While railroad technology may no longer represent the forefront of engineering, the club still attracts students. "My research interests focus on virtual worlds, and Gifford City is definitely a virtual world," says Rebecca Perry, a doctoral student in the department of Science, Technology, and Society who joined TMRC in early 2012. "It's a great way of thinking about physical model systems."
Member-operated trains are electronically powered and move at scale speeds of 100 miles per hour (about 1.15 miles per hour in real time). The track is modeled on the Boston and Albany Railroad, and Gifford City is loosely based on Boston and Cambridge.
"It's more than just engineering technique," says TMRC electronics consultant John Purbrick '73. "It's part engineering, part art."

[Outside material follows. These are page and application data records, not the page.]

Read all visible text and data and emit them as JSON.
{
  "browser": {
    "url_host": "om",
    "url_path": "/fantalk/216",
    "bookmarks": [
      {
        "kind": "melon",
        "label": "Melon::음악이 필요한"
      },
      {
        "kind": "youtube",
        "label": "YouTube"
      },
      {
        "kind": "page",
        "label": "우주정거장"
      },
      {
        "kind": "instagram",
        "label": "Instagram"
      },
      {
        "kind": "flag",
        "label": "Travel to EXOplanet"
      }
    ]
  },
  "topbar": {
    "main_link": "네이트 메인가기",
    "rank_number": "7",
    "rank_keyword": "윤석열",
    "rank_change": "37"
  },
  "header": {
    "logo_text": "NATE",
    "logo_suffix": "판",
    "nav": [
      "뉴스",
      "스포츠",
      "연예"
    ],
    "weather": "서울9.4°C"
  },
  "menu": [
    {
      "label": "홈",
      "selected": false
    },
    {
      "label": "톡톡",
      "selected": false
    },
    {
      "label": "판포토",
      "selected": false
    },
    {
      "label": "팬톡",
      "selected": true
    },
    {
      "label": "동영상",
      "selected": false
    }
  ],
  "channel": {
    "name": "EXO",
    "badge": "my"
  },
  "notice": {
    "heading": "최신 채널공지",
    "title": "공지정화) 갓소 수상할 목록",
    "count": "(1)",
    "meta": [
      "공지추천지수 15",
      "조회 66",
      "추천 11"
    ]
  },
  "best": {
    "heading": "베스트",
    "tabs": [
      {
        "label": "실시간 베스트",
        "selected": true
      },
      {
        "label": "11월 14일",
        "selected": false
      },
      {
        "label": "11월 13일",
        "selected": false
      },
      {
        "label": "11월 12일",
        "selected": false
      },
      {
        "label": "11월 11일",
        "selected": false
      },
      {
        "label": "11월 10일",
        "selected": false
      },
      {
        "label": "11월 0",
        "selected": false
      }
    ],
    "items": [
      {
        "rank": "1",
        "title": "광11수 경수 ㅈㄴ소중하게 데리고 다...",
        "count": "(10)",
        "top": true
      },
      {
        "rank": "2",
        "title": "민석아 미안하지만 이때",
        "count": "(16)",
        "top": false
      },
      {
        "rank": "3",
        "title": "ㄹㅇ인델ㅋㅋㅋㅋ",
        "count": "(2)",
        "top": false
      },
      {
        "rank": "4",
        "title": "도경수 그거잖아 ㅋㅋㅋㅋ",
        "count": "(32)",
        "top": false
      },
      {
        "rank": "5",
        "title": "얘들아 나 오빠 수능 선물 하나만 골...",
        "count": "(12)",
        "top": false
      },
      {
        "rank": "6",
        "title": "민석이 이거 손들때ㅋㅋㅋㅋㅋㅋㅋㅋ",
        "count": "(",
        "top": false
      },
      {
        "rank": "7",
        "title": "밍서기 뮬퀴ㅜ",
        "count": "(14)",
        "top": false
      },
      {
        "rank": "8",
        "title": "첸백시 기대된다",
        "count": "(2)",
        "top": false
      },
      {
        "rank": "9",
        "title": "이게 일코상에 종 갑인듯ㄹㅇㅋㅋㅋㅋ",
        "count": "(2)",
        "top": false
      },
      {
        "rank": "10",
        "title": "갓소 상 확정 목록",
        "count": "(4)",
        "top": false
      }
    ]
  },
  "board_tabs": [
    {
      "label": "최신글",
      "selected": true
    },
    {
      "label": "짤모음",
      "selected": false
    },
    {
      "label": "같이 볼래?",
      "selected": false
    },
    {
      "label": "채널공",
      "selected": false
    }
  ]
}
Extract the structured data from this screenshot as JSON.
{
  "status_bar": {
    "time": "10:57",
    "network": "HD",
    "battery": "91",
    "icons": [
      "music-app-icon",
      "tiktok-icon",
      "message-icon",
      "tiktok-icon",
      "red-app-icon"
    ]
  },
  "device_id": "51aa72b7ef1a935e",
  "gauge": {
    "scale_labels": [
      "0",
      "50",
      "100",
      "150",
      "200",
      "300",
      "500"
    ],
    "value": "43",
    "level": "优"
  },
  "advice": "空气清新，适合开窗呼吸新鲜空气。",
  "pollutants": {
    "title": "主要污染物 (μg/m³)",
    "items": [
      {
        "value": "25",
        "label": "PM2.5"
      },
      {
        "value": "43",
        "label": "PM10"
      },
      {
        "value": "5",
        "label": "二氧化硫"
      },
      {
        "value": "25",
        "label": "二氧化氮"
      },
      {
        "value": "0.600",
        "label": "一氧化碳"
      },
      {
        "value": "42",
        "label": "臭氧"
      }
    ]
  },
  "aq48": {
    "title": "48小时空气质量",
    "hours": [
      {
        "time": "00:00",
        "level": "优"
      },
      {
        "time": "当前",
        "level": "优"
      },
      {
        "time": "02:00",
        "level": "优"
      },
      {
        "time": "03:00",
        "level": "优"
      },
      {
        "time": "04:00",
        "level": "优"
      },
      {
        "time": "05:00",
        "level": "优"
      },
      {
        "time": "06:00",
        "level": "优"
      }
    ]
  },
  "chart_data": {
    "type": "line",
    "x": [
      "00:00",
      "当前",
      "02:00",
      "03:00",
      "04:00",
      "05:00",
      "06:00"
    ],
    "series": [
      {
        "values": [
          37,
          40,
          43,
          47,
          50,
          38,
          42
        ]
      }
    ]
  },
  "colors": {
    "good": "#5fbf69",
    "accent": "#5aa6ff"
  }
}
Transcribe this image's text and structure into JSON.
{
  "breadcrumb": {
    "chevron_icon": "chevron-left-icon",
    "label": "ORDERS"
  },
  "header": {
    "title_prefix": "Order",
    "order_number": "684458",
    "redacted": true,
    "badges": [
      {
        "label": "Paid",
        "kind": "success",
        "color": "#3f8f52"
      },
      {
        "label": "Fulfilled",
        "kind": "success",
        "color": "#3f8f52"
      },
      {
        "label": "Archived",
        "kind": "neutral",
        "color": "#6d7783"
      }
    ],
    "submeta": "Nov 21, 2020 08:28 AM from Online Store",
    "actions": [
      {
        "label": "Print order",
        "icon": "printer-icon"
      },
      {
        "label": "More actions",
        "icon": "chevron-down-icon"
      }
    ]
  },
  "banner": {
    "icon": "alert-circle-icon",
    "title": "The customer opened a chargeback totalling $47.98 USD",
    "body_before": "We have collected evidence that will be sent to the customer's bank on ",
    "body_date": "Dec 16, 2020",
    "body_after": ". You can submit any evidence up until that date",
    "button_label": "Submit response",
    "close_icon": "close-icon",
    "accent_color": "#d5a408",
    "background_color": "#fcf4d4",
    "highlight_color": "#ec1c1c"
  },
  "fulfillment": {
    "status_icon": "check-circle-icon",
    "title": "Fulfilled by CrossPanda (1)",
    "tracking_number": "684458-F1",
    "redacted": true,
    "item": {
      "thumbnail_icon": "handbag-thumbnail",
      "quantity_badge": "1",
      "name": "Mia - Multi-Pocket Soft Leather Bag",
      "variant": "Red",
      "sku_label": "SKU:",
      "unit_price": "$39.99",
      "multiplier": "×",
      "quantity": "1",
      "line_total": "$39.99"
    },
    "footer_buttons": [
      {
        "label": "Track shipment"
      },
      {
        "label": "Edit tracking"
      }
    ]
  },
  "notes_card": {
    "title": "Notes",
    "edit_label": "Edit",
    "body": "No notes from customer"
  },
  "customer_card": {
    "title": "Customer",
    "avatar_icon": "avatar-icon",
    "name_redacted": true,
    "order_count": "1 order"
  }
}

Members create buildings and most scenery from scratch, and they repaint locomotives in MIT's cardinal and gray. Many buildings pay homage to MIT, including a miniaturized Green Building, whose façade doubles as a game screen to play Tetris.

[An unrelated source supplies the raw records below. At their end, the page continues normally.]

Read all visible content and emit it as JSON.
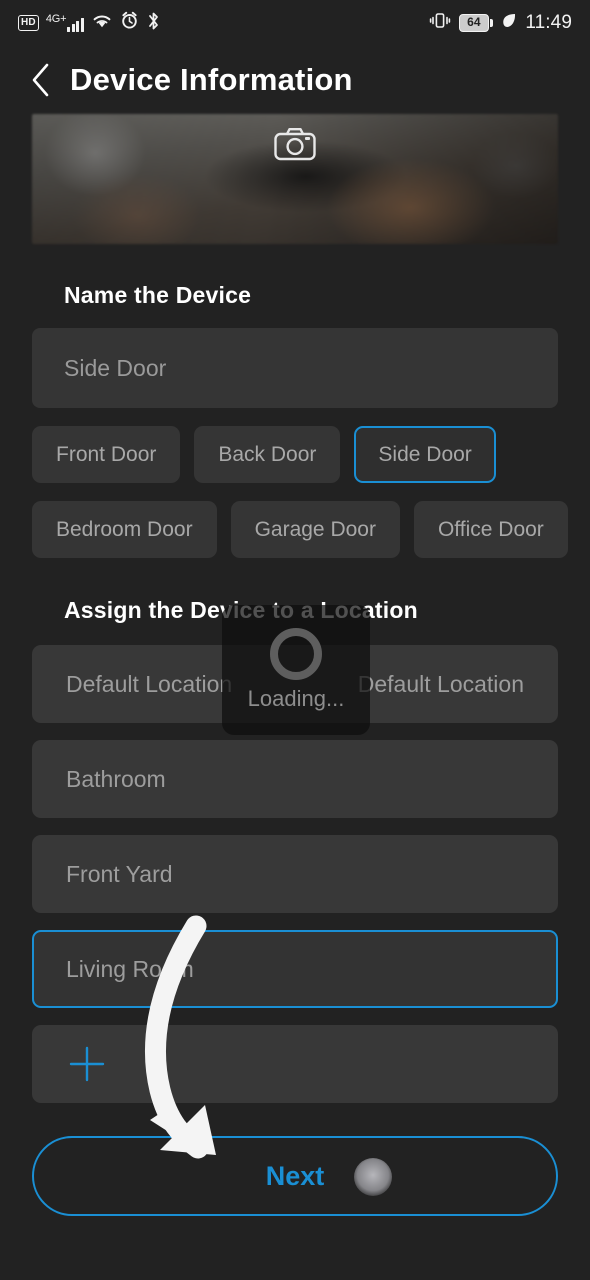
{
  "status_bar": {
    "hd_label": "HD",
    "network_label": "4G+",
    "signal_icon": "signal-bars-icon",
    "wifi_icon": "wifi-icon",
    "alarm_icon": "alarm-clock-icon",
    "bluetooth_icon": "bluetooth-icon",
    "vibrate_icon": "vibrate-icon",
    "battery_level": "64",
    "eco_icon": "leaf-eco-icon",
    "time": "11:49"
  },
  "header": {
    "back_icon": "chevron-left-icon",
    "title": "Device Information"
  },
  "photo_banner": {
    "camera_icon": "camera-icon"
  },
  "name_section": {
    "heading": "Name the Device",
    "input_value": "",
    "input_placeholder": "Side Door",
    "chips_row_1": [
      {
        "label": "Front Door",
        "selected": false
      },
      {
        "label": "Back Door",
        "selected": false
      },
      {
        "label": "Side Door",
        "selected": true
      }
    ],
    "chips_row_2": [
      {
        "label": "Bedroom Door",
        "selected": false
      },
      {
        "label": "Garage Door",
        "selected": false
      },
      {
        "label": "Office Door",
        "selected": false
      }
    ]
  },
  "location_section": {
    "heading": "Assign the Device to a Location",
    "rows": [
      {
        "label": "Default Location",
        "label_right": "Default Location",
        "selected": false
      },
      {
        "label": "Bathroom",
        "label_right": "",
        "selected": false
      },
      {
        "label": "Front Yard",
        "label_right": "",
        "selected": false
      },
      {
        "label": "Living Room",
        "label_right": "",
        "selected": true
      }
    ],
    "add_row": {
      "icon": "plus-icon",
      "label": ""
    }
  },
  "loading_overlay": {
    "spinner_icon": "spinner-ring-icon",
    "text": "Loading..."
  },
  "footer": {
    "next_label": "Next",
    "touch_indicator": "touch-point-indicator"
  },
  "annotation": {
    "arrow_icon": "curved-down-arrow-annotation",
    "color": "#f2f2f2"
  },
  "colors": {
    "background": "#222222",
    "surface": "#353535",
    "accent": "#1a8fd4",
    "text_primary": "#ffffff",
    "text_secondary": "#9a9a9a"
  }
}
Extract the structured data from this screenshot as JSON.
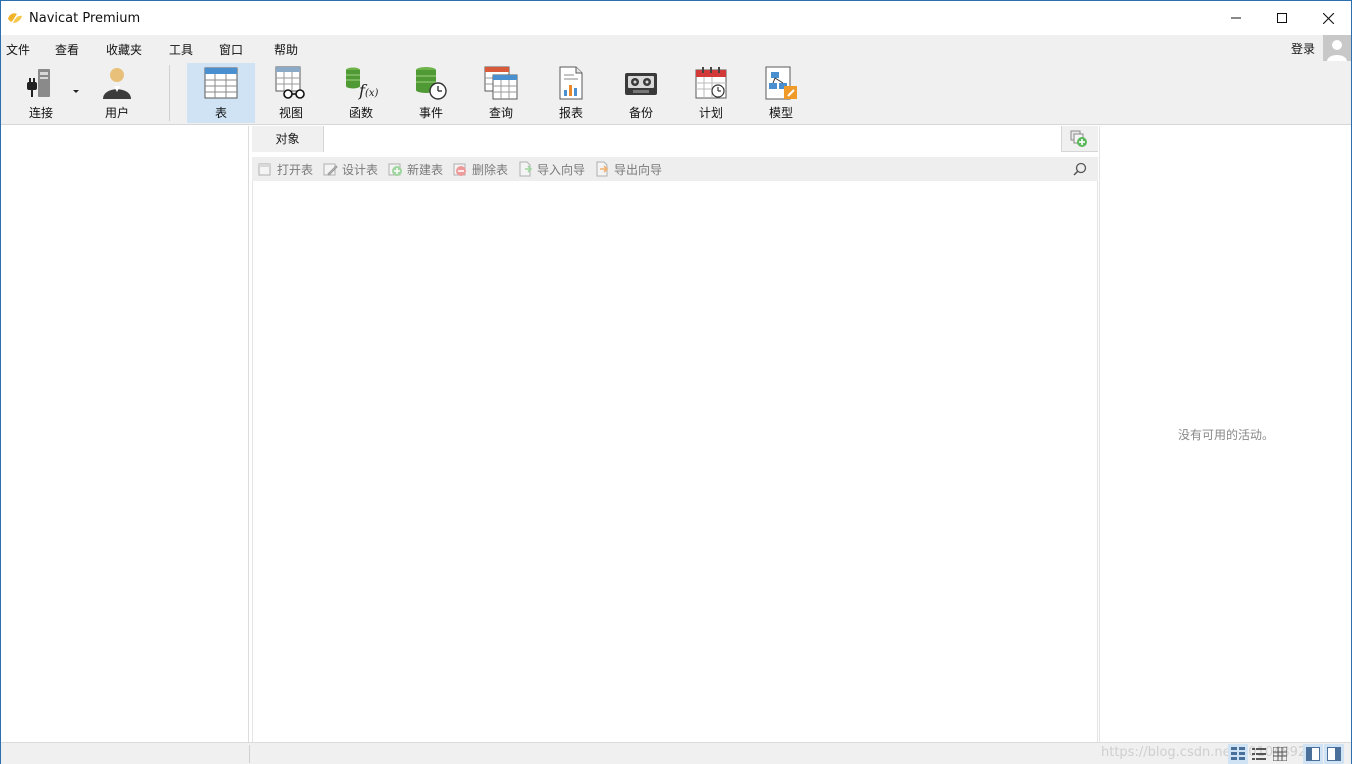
{
  "window": {
    "title": "Navicat Premium",
    "minimize_icon": "minimize-icon",
    "maximize_icon": "maximize-icon",
    "close_icon": "close-icon"
  },
  "menu": {
    "items": [
      "文件",
      "查看",
      "收藏夹",
      "工具",
      "窗口",
      "帮助"
    ],
    "login": "登录"
  },
  "toolbar": {
    "tools": [
      {
        "label": "连接",
        "icon": "plug-icon",
        "has_dropdown": true
      },
      {
        "label": "用户",
        "icon": "user-icon"
      },
      {
        "label": "表",
        "icon": "table-icon",
        "active": true
      },
      {
        "label": "视图",
        "icon": "view-glasses-icon"
      },
      {
        "label": "函数",
        "icon": "function-icon"
      },
      {
        "label": "事件",
        "icon": "event-clock-icon"
      },
      {
        "label": "查询",
        "icon": "query-icon"
      },
      {
        "label": "报表",
        "icon": "report-icon"
      },
      {
        "label": "备份",
        "icon": "backup-tape-icon"
      },
      {
        "label": "计划",
        "icon": "calendar-icon"
      },
      {
        "label": "模型",
        "icon": "model-icon"
      }
    ]
  },
  "objects": {
    "tab_label": "对象",
    "add_tab_icon": "add-tab-icon",
    "actions": [
      {
        "label": "打开表",
        "icon": "open-table-icon"
      },
      {
        "label": "设计表",
        "icon": "design-table-icon"
      },
      {
        "label": "新建表",
        "icon": "new-table-icon"
      },
      {
        "label": "删除表",
        "icon": "delete-table-icon"
      },
      {
        "label": "导入向导",
        "icon": "import-wizard-icon"
      },
      {
        "label": "导出向导",
        "icon": "export-wizard-icon"
      }
    ],
    "search_icon": "search-icon"
  },
  "info": {
    "empty_text": "没有可用的活动。"
  },
  "statusbar": {
    "watermark": "https://blog.csdn.net/u010489246"
  },
  "colors": {
    "active_tool_bg": "#cfe3f5",
    "window_border": "#2a6fb0",
    "toolbar_bg": "#f0f0f0"
  }
}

Past TMRC members have had careers with real railroads. J. Reilly McCarren '77, for example, is chairman of the board of the Arkansas & Missouri Railroad, and Joshua Coran '68 is the former chief mechanical engineer for the Alaska Railroad Corporation.
Founded in 1946, the club has declined in membership since its 1960s peak, when it was a 24-hour operation. But there are no plans to close shop.

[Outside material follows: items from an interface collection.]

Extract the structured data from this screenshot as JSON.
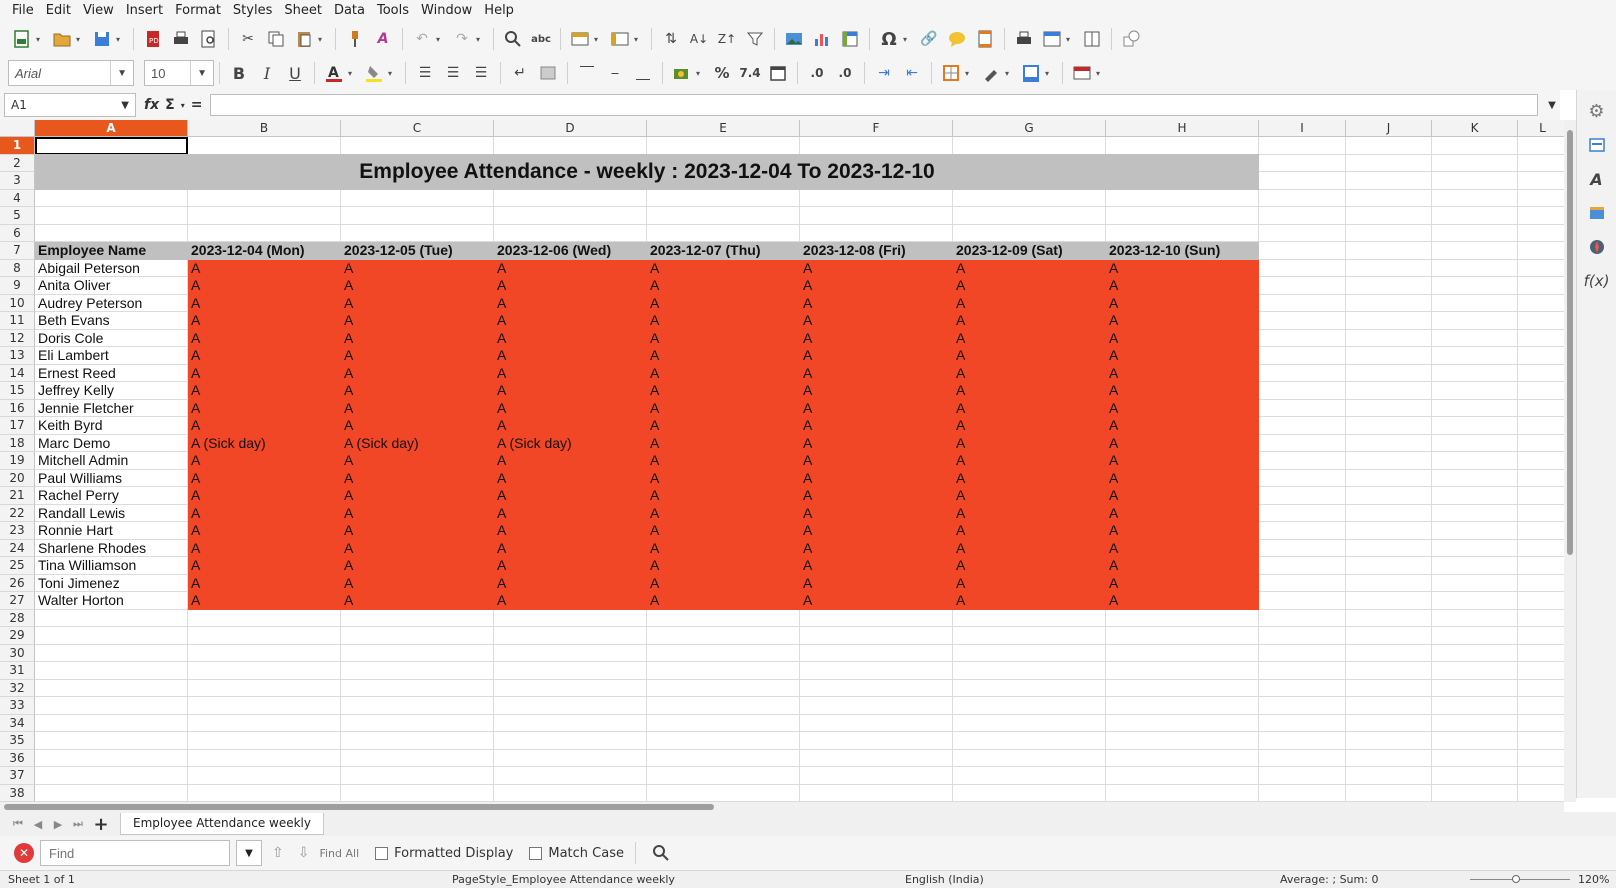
{
  "menu": [
    "File",
    "Edit",
    "View",
    "Insert",
    "Format",
    "Styles",
    "Sheet",
    "Data",
    "Tools",
    "Window",
    "Help"
  ],
  "font": {
    "name": "Arial",
    "size": "10"
  },
  "namebox": "A1",
  "formula_value": "",
  "columns": [
    "A",
    "B",
    "C",
    "D",
    "E",
    "F",
    "G",
    "H",
    "I",
    "J",
    "K",
    "L"
  ],
  "title": "Employee Attendance - weekly : 2023-12-04 To 2023-12-10",
  "header": {
    "name": "Employee Name",
    "days": [
      "2023-12-04 (Mon)",
      "2023-12-05 (Tue)",
      "2023-12-06 (Wed)",
      "2023-12-07 (Thu)",
      "2023-12-08 (Fri)",
      "2023-12-09 (Sat)",
      "2023-12-10 (Sun)"
    ]
  },
  "employees": [
    {
      "name": "Abigail Peterson",
      "days": [
        "A",
        "A",
        "A",
        "A",
        "A",
        "A",
        "A"
      ]
    },
    {
      "name": "Anita Oliver",
      "days": [
        "A",
        "A",
        "A",
        "A",
        "A",
        "A",
        "A"
      ]
    },
    {
      "name": "Audrey Peterson",
      "days": [
        "A",
        "A",
        "A",
        "A",
        "A",
        "A",
        "A"
      ]
    },
    {
      "name": "Beth Evans",
      "days": [
        "A",
        "A",
        "A",
        "A",
        "A",
        "A",
        "A"
      ]
    },
    {
      "name": "Doris Cole",
      "days": [
        "A",
        "A",
        "A",
        "A",
        "A",
        "A",
        "A"
      ]
    },
    {
      "name": "Eli Lambert",
      "days": [
        "A",
        "A",
        "A",
        "A",
        "A",
        "A",
        "A"
      ]
    },
    {
      "name": "Ernest Reed",
      "days": [
        "A",
        "A",
        "A",
        "A",
        "A",
        "A",
        "A"
      ]
    },
    {
      "name": "Jeffrey Kelly",
      "days": [
        "A",
        "A",
        "A",
        "A",
        "A",
        "A",
        "A"
      ]
    },
    {
      "name": "Jennie Fletcher",
      "days": [
        "A",
        "A",
        "A",
        "A",
        "A",
        "A",
        "A"
      ]
    },
    {
      "name": "Keith Byrd",
      "days": [
        "A",
        "A",
        "A",
        "A",
        "A",
        "A",
        "A"
      ]
    },
    {
      "name": "Marc Demo",
      "days": [
        "A (Sick day)",
        "A (Sick day)",
        "A (Sick day)",
        "A",
        "A",
        "A",
        "A"
      ]
    },
    {
      "name": "Mitchell Admin",
      "days": [
        "A",
        "A",
        "A",
        "A",
        "A",
        "A",
        "A"
      ]
    },
    {
      "name": "Paul Williams",
      "days": [
        "A",
        "A",
        "A",
        "A",
        "A",
        "A",
        "A"
      ]
    },
    {
      "name": "Rachel Perry",
      "days": [
        "A",
        "A",
        "A",
        "A",
        "A",
        "A",
        "A"
      ]
    },
    {
      "name": "Randall Lewis",
      "days": [
        "A",
        "A",
        "A",
        "A",
        "A",
        "A",
        "A"
      ]
    },
    {
      "name": "Ronnie Hart",
      "days": [
        "A",
        "A",
        "A",
        "A",
        "A",
        "A",
        "A"
      ]
    },
    {
      "name": "Sharlene Rhodes",
      "days": [
        "A",
        "A",
        "A",
        "A",
        "A",
        "A",
        "A"
      ]
    },
    {
      "name": "Tina Williamson",
      "days": [
        "A",
        "A",
        "A",
        "A",
        "A",
        "A",
        "A"
      ]
    },
    {
      "name": "Toni Jimenez",
      "days": [
        "A",
        "A",
        "A",
        "A",
        "A",
        "A",
        "A"
      ]
    },
    {
      "name": "Walter Horton",
      "days": [
        "A",
        "A",
        "A",
        "A",
        "A",
        "A",
        "A"
      ]
    }
  ],
  "sheet_tab": "Employee Attendance weekly",
  "find": {
    "placeholder": "Find",
    "find_all": "Find All",
    "formatted_display": "Formatted Display",
    "match_case": "Match Case"
  },
  "status": {
    "sheet": "Sheet 1 of 1",
    "page_style": "PageStyle_Employee Attendance weekly",
    "language": "English (India)",
    "sum": "Average: ; Sum: 0",
    "zoom": "120%"
  },
  "colors": {
    "absent": "#f24726",
    "header": "#c0c0c0",
    "selection": "#e8581c"
  }
}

"The new fashion in model railroading is multiple, connected decks. We'd like to add an upper level, a small mountain town named Sawyer, above our current track," says John McNamara '64, who builds scenery. "That's our next goal. We've already got the layout planned."